By the time the ’90s rolled around, he was a teenager immersed in rock and roll and already a developing musician. That’s when he found his father’s old nylon-string classical guitar, long forgotten and stashed in the family attic. When he was 13, his folks, aware of his interest, bought him a basic electric guitar and a little Crate amp. Two years later, they surprised him on Christmas with his first quality acoustic guitar. “I played all through Christmas day,” he says. “Playing songs, learning songs, country songs, rock songs, just basic chords.” Still, he knew he was destined to be a vocalist—first and foremost.
“Singing was a natural thing for me, and it always has been because I’ve gone through college and actually been classically trained to sing.” He picked up piano and guitar on his own, and though he’s had a few lessons, considers himself self-taught. “There was always interest early on, very early, playing music and singing.

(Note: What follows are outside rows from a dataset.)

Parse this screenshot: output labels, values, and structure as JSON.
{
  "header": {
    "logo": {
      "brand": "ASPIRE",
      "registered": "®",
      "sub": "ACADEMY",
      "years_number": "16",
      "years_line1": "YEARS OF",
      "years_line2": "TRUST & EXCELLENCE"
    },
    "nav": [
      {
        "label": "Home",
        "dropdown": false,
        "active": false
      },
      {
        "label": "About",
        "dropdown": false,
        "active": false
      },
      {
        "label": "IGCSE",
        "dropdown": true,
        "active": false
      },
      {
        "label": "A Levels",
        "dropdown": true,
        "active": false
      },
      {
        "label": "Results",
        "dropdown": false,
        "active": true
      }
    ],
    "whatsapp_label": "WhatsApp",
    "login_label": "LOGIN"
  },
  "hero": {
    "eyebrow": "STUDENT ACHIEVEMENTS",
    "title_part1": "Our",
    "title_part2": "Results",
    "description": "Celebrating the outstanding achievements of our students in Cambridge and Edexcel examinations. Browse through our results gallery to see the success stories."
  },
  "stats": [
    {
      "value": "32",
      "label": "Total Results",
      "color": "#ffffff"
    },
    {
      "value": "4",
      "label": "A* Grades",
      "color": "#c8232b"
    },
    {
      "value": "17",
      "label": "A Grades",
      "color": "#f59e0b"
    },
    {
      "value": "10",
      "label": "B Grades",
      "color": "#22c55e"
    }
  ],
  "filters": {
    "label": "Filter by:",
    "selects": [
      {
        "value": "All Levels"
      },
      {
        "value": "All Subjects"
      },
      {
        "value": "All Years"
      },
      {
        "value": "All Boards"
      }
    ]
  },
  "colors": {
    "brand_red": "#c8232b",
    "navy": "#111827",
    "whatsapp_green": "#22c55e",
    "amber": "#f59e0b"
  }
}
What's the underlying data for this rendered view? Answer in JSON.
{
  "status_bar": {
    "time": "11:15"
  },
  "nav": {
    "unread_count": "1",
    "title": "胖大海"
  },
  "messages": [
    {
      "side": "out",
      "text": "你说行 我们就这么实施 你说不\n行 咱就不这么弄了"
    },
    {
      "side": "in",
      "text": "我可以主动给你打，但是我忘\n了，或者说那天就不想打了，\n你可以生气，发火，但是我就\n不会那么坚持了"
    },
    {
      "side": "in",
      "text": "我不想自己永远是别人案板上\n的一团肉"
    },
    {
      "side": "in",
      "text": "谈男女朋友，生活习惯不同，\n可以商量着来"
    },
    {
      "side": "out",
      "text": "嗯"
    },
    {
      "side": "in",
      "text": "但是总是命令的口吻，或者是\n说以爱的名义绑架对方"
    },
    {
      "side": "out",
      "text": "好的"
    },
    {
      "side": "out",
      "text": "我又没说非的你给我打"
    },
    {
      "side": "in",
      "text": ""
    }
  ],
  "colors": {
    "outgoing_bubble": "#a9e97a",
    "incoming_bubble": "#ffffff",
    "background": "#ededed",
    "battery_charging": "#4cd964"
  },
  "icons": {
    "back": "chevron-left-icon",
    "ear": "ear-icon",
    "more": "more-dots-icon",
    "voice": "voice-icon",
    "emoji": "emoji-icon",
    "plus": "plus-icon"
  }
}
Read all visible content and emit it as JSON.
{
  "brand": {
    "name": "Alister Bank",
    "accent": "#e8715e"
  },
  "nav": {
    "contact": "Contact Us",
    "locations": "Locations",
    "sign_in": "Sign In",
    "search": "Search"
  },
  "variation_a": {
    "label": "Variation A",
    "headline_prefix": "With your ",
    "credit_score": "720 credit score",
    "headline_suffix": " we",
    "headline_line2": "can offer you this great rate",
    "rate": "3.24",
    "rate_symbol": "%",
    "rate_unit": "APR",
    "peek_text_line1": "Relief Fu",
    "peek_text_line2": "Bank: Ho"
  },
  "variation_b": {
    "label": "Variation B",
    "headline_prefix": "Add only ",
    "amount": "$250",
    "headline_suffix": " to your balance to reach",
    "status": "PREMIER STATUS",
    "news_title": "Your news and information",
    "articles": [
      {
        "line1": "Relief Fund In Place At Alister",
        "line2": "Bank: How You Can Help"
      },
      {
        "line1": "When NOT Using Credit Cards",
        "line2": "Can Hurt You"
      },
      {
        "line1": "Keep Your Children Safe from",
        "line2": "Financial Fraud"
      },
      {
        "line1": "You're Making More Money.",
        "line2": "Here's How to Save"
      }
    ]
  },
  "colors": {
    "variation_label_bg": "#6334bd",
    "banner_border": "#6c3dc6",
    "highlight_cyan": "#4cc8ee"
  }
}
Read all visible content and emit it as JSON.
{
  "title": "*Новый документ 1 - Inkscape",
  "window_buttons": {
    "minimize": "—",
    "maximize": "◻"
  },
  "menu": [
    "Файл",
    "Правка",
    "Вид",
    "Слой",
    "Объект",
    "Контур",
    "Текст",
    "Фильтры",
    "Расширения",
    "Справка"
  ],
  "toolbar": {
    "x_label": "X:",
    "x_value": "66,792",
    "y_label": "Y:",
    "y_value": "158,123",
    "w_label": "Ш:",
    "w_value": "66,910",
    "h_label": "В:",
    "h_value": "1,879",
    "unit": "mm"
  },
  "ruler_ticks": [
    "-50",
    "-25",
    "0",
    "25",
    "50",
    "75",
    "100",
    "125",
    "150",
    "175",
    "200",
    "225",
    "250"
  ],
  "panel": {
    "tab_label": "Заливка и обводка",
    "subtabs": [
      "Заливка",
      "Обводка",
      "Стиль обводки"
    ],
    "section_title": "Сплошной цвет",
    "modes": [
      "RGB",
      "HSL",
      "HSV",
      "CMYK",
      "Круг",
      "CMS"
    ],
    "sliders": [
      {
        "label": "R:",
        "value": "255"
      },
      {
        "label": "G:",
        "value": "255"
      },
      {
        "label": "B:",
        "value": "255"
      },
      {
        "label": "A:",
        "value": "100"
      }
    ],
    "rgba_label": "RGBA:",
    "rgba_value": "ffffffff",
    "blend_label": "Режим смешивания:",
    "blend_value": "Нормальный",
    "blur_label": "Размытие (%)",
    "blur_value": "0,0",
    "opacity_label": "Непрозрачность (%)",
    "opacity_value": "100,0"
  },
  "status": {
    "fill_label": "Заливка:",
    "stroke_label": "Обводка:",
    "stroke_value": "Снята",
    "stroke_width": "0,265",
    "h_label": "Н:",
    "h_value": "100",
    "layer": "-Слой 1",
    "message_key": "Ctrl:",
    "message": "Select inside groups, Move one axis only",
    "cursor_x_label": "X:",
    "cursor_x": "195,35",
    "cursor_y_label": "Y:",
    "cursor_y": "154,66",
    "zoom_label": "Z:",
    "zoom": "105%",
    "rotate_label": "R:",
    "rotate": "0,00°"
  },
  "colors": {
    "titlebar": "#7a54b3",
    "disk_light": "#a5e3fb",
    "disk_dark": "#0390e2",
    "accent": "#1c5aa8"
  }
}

And because I was the vocalist of my friends, I’ve always been the lead singer,” he says. “I can remember, at 13, 14 years old having band practice in my best friend’s garage.” High school was a whirlwind, “a lot of guys and girls creating bands.” Over the 30-year span of his musical life, he’s been in and out of bands, including, fairly recently, Zack Walther and the Cronkites, a name familiar to many aficionados of Texas music. An album—Ambition—arose out of that collaboration. In his current iteration of band names, it’s back to basics: The Zack Walther Band, a three-piece ensemble with guitar, bass and drums.
Once the seeds were planted, Walther has just kept growing musically year after year, gaining experience, covering new songs and musical genres, until he evolved into the versatile performer that he is today. He’s able to deliver anything from the Beatles to Bruce Springsteen to Leonard Cohen to a whole catalog of originals, many of which make up the tracks on albums he’s recorded over the years. As a teenager, “The alternative rock scene was huge, and that’s what we listened to mostly. But I was also raised on my dad’s LPs, the Beatles. I had a huge, strong influence from Simon & Garfunkle. That was one of my favorites growing up. In fact, the first song I ever played in front of an audience was ‘Sound of Silence.’ And I still play it today.”
The versatility that defines his performances extends to a wide range of music that’s known by the vast majority of Americans regardless of background or regional differences. It’s a genre that’s come to be known as “Americana”—music that’s rooted in the heritage of the nation, from the English and Irish music of the earliest settlers’ to the blues and jazz of the old South and the R&B of Detroit. And Walther’s voice ranges as far and wide as his song choices. In his rendering of Leonard Cohen’s anthem-like “Hallelujah,” he can reach down deep in his throat to find a guttural howl and then soar up to highs that ring like a prayer. To watch him perform is to see a musician in his prime delivering straight from the heart.
And his growth as an artist never stops, as the Zack Walther Band expands its audience. A recent original, “Mustang Wine,” is, as he puts it, “a perfect example of the direction this band is headed.” Wherever Walther and his band are going, they’re doing it at breakneck speed, and for fans of that special kind of music you can only find in Texas, they can’t wait until he gets there. – G. C. Larson